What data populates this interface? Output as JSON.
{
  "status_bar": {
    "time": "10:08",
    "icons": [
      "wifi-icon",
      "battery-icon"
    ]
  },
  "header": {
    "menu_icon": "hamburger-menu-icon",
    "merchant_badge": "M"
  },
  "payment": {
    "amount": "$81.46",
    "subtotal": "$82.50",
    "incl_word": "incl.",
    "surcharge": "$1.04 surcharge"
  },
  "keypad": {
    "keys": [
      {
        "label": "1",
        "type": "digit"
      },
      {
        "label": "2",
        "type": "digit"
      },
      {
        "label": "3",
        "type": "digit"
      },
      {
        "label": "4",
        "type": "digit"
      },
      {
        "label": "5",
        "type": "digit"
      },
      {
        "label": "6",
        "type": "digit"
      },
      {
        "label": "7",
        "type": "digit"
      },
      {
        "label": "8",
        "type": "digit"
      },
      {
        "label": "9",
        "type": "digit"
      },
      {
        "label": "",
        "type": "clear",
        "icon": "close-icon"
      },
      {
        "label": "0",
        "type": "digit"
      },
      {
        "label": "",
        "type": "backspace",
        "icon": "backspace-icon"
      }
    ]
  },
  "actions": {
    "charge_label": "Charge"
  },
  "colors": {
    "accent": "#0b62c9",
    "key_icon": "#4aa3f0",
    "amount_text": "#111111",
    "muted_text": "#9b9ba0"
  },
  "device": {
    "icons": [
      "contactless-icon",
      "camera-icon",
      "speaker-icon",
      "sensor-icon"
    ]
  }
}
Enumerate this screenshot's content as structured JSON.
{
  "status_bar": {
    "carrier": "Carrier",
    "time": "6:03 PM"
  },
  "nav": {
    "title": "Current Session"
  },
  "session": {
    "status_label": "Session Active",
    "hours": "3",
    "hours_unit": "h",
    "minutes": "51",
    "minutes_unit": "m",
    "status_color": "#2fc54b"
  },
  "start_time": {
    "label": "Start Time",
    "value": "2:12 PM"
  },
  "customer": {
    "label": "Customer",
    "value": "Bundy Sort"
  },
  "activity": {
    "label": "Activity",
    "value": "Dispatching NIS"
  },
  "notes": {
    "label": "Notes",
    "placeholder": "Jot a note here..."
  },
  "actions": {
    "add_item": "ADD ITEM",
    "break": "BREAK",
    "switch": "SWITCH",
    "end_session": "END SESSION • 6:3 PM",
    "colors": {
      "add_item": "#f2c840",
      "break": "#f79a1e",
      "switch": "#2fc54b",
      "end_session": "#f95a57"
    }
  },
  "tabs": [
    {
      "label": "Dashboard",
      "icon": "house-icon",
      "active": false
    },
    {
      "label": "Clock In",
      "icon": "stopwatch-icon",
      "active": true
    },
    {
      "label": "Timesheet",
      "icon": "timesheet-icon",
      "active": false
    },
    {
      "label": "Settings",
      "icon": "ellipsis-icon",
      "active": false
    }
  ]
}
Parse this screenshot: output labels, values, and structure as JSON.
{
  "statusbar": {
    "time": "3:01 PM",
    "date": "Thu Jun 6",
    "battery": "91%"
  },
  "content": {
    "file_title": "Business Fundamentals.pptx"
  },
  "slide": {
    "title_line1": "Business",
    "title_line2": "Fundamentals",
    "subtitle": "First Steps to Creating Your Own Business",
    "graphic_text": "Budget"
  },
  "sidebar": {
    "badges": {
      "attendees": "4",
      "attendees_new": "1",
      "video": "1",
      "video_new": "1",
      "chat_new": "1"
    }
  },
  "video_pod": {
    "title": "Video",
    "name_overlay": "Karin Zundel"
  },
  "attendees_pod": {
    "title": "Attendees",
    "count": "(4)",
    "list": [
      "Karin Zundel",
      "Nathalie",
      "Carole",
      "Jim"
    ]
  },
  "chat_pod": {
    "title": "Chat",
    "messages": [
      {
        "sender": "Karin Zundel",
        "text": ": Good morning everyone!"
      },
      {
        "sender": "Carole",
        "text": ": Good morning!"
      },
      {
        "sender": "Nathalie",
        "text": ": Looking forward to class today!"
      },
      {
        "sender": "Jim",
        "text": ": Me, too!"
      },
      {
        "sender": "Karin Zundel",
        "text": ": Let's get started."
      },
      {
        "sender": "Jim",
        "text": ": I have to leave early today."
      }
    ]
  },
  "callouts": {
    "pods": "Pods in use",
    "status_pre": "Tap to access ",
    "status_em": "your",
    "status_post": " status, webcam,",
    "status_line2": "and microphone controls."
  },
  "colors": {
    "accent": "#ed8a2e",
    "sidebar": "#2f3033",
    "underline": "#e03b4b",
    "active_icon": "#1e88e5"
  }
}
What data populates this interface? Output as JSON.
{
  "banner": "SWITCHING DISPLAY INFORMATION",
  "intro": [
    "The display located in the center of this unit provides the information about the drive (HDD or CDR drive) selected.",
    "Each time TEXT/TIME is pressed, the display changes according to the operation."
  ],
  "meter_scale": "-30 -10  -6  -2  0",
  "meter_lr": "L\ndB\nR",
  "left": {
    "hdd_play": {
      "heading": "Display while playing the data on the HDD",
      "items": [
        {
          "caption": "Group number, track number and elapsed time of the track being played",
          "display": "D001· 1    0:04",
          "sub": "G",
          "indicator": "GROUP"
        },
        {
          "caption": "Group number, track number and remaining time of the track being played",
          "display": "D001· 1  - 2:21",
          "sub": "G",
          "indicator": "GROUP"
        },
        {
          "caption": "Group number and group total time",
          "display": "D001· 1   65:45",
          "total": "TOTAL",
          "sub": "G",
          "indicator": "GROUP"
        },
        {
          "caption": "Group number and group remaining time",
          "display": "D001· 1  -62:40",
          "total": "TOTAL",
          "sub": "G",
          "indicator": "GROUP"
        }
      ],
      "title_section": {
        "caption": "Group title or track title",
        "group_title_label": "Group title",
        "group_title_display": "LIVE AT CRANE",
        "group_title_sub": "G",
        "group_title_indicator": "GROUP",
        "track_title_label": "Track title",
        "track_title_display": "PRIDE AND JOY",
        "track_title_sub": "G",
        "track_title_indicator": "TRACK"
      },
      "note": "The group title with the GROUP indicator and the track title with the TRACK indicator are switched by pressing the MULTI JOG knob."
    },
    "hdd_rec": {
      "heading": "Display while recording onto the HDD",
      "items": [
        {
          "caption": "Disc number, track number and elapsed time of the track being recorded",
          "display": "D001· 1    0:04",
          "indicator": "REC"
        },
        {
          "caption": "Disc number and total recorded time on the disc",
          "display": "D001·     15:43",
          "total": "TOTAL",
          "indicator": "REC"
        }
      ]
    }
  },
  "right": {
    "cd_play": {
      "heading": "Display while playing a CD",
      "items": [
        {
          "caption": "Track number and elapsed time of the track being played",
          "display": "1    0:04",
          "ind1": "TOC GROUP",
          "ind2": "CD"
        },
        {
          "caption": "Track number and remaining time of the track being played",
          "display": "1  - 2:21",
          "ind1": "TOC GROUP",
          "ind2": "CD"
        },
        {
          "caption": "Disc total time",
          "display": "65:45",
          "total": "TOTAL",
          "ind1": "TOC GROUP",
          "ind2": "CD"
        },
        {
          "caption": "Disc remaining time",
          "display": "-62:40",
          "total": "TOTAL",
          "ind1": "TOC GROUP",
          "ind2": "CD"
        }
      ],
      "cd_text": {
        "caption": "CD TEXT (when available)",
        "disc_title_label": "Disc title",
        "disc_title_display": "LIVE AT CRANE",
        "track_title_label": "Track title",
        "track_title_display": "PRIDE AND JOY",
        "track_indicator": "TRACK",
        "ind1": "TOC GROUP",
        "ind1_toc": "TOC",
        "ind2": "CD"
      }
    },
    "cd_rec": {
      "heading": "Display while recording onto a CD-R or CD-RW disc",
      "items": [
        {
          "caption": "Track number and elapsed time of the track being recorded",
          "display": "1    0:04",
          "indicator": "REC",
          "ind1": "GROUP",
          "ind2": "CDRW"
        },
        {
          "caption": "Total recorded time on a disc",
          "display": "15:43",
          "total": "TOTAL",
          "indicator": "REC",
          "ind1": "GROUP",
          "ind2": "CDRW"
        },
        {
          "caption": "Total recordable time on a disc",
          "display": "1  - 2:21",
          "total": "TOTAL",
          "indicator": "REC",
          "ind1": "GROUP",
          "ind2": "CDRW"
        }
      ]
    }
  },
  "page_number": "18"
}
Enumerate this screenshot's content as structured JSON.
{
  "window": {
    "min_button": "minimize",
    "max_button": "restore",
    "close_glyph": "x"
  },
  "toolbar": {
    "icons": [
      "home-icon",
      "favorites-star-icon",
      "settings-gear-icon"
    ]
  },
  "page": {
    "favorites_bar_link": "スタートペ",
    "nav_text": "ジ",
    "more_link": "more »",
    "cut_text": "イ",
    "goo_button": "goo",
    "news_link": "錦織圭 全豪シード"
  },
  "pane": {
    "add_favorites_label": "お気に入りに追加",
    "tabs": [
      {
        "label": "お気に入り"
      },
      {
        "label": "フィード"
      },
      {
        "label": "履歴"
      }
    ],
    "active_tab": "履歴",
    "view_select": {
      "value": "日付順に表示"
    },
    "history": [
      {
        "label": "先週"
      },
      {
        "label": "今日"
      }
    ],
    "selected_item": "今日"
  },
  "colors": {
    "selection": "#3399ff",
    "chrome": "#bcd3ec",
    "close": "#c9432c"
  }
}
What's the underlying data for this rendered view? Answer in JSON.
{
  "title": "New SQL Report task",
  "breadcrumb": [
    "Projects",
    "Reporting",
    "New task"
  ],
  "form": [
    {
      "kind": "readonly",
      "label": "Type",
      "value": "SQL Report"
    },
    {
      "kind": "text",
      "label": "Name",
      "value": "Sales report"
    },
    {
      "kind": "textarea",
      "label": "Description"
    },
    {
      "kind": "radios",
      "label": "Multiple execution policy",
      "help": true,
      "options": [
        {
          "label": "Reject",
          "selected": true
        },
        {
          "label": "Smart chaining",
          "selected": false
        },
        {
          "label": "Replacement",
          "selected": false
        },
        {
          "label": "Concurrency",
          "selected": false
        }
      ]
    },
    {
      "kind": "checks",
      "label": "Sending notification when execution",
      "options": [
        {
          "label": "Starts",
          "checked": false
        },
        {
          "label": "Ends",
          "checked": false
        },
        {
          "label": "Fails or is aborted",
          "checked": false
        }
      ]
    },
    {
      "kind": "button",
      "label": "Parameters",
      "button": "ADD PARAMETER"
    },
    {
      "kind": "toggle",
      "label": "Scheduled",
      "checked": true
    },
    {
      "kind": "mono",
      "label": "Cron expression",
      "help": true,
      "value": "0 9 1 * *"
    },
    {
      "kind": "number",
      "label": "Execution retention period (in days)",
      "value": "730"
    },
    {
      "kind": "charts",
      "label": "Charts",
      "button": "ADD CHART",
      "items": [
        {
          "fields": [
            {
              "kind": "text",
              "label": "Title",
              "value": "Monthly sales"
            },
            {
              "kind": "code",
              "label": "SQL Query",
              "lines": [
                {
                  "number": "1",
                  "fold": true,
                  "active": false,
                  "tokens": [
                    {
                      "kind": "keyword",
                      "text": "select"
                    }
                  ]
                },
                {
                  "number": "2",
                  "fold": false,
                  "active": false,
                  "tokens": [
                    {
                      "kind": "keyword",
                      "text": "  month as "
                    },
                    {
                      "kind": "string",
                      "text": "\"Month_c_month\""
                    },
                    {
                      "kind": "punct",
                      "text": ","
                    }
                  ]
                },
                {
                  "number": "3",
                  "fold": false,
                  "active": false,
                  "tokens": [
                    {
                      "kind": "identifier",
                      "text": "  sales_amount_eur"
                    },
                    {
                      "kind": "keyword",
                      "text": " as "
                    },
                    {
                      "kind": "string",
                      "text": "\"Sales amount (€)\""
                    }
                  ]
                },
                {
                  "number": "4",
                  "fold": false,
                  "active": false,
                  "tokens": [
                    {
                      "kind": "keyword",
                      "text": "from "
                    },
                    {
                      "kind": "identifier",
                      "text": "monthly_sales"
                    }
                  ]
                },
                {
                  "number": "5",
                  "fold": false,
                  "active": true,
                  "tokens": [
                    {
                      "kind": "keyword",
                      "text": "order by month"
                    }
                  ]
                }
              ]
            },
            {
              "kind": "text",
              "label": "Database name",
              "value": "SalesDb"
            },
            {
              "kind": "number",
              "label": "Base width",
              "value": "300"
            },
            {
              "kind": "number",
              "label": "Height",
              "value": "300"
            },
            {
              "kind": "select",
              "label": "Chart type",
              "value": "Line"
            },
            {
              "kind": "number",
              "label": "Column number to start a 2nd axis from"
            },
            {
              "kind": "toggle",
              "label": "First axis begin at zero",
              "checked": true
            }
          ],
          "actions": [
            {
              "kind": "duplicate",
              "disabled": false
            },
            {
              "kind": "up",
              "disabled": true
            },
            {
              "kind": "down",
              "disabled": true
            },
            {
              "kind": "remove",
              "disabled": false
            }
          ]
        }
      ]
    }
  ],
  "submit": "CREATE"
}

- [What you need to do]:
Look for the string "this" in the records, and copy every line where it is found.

- [Output of the exercise]:
What data populates this interface? Output as JSON.
Enumerate this screenshot's content as structured JSON.
Parse this screenshot: output labels, values, and structure as JSON.
What data populates this interface? Output as JSON.
    "The display located in the center of this unit provides the information about the drive (HDD or CDR drive) selected.",
Enumerate this screenshot's content as structured JSON.
What's the underlying data for this rendered view? Answer in JSON.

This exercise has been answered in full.